Anyway … before any readers begin snorting too hard at the idea of money being gained or lost as a result of something that does not exist – or at least, in deference to any Icelandic visitors to The Value Perspective, to something that cannot be seen – we would remind them there are plenty of examples of the stockmarket operating on just this basis.
These unseen forces have various names – John Maynard Keynes used the term ‘animal spirits’, Paul Krugman talks of ‘the confidence fairy’ in an economic context while, here on The Value Perspective, we constantly refer to those twin gods of the markets ‘Greed’ and ‘Fear’, which have the power to drive share prices above and below what we believe to be their long-term intrinsic value.
There are plenty of examples we could offer but we are going to go with banks. The invisible force at play here, of course, is confidence. If everyone believes in banks – believes they are good for the money they owe people and believes in the people who owe the banks money – then all is well. But then something can happen to fracture that confidence and life becomes very hard for the sector.
Here on The Value Perspective, we would argue the balance sheets of many banks are in significantly better shape now than they were in 2008 and 2009 and yet the confidence the sector lost as a result of the global financial crisis has still fully to return. To our minds, it is only this confidence element that is preventing banks’ share prices from reflecting the intrinsic value of the underlying businesses.
We would not pretend to understand all the whys and wherefores of these unseen market forces but we do know they can serve to throw up opportunities for investors who are disciplined enough to focus on what exists on the balance sheet as opposed to only in the mind.
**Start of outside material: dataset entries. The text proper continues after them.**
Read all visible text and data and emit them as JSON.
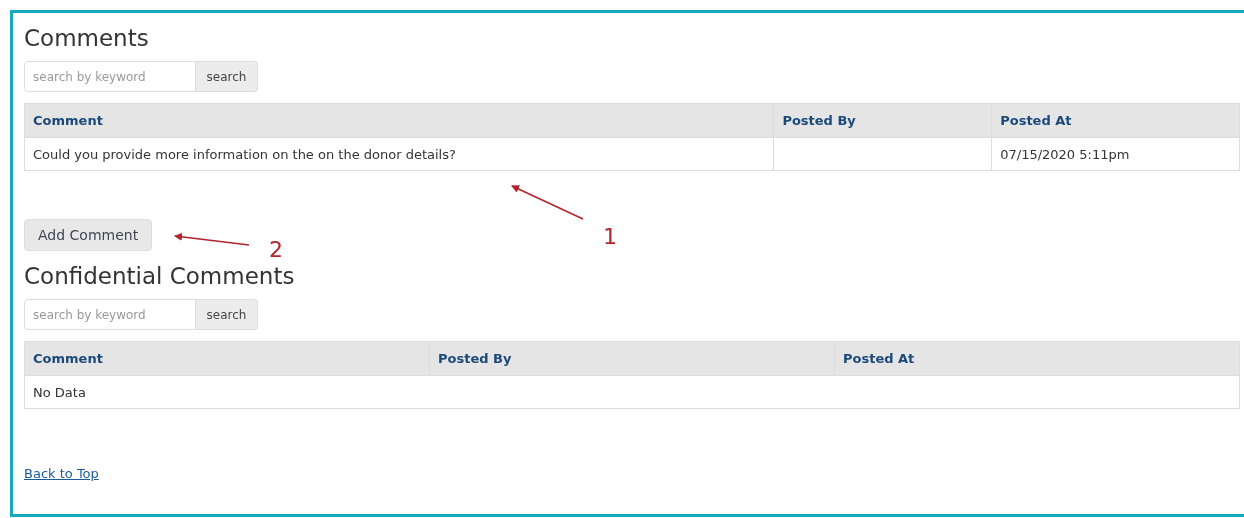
{
  "sections": [
    {
      "title": "Comments",
      "search": {
        "placeholder": "search by keyword",
        "button": "search"
      },
      "table": {
        "columns": [
          "Comment",
          "Posted By",
          "Posted At"
        ],
        "rows": [
          [
            "Could you provide more information on the on the donor details?",
            "",
            "07/15/2020 5:11pm"
          ]
        ]
      },
      "add_button": "Add Comment"
    },
    {
      "title": "Confidential Comments",
      "search": {
        "placeholder": "search by keyword",
        "button": "search"
      },
      "table": {
        "columns": [
          "Comment",
          "Posted By",
          "Posted At"
        ],
        "empty_text": "No Data"
      }
    }
  ],
  "back_link": "Back to Top",
  "annotations": [
    {
      "label": "1"
    },
    {
      "label": "2"
    }
  ]
}
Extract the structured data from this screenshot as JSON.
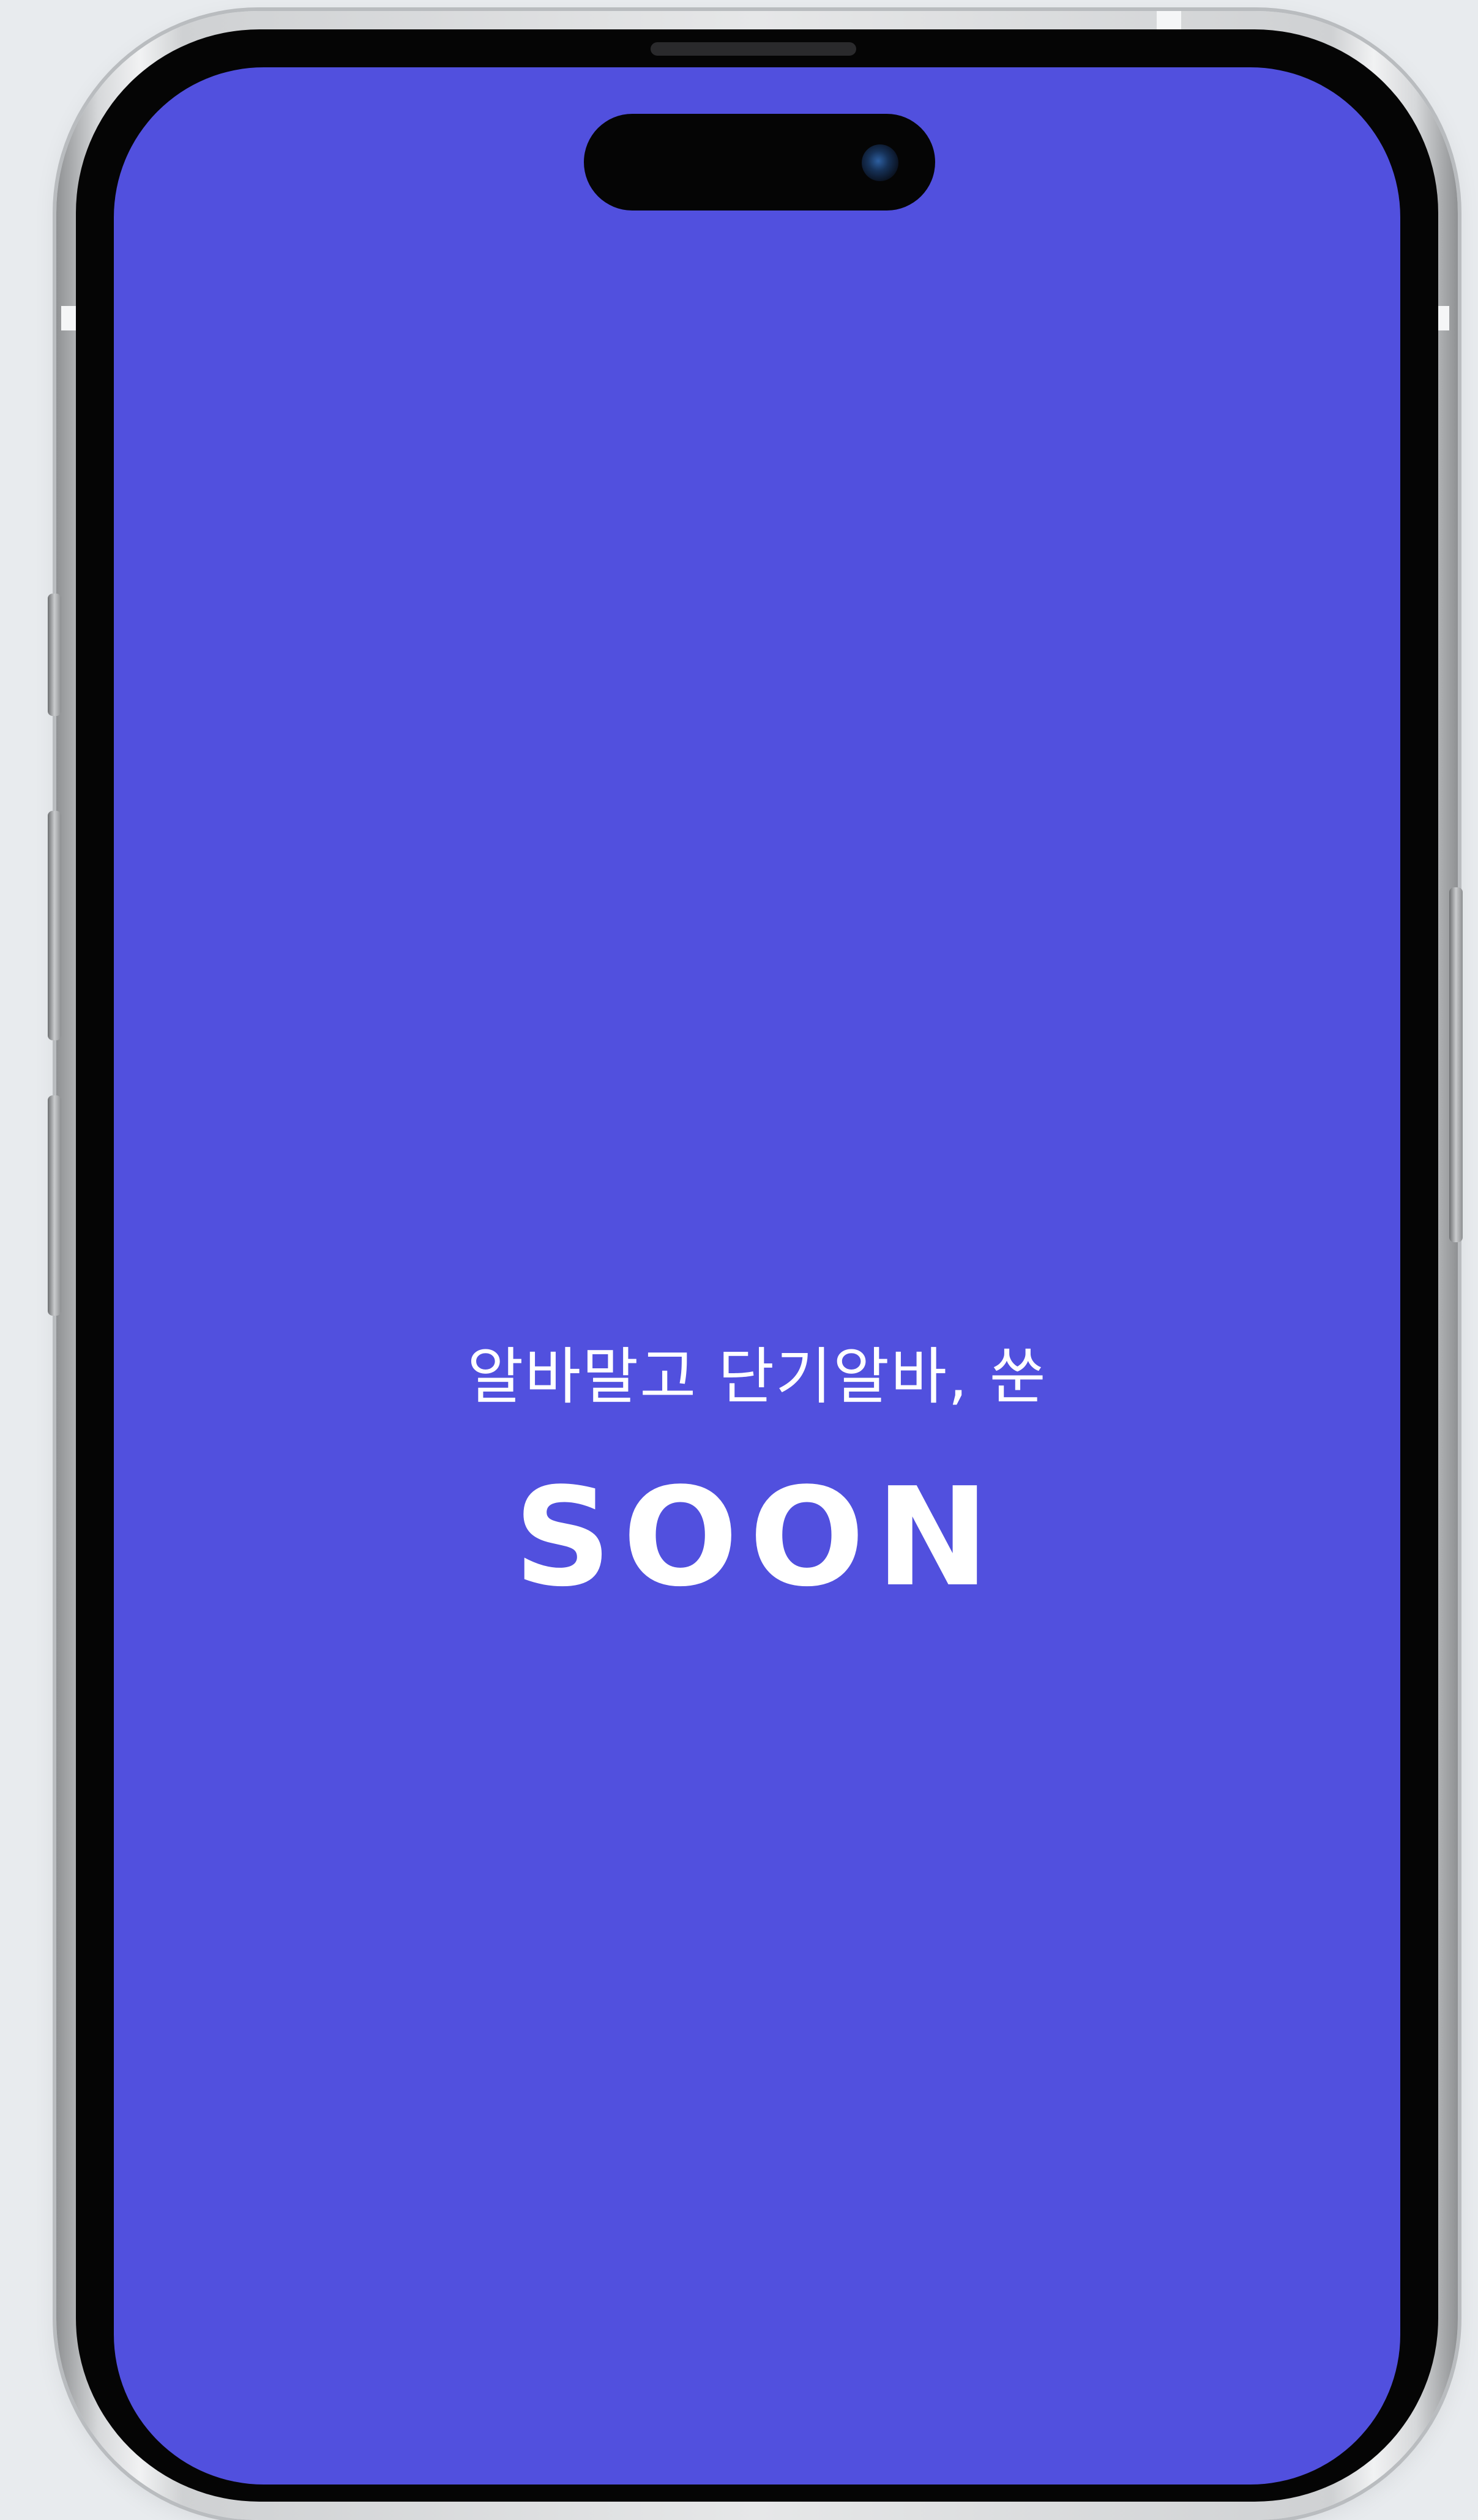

Our job as value investors is, in effect, to take the other side of the sentiment trade.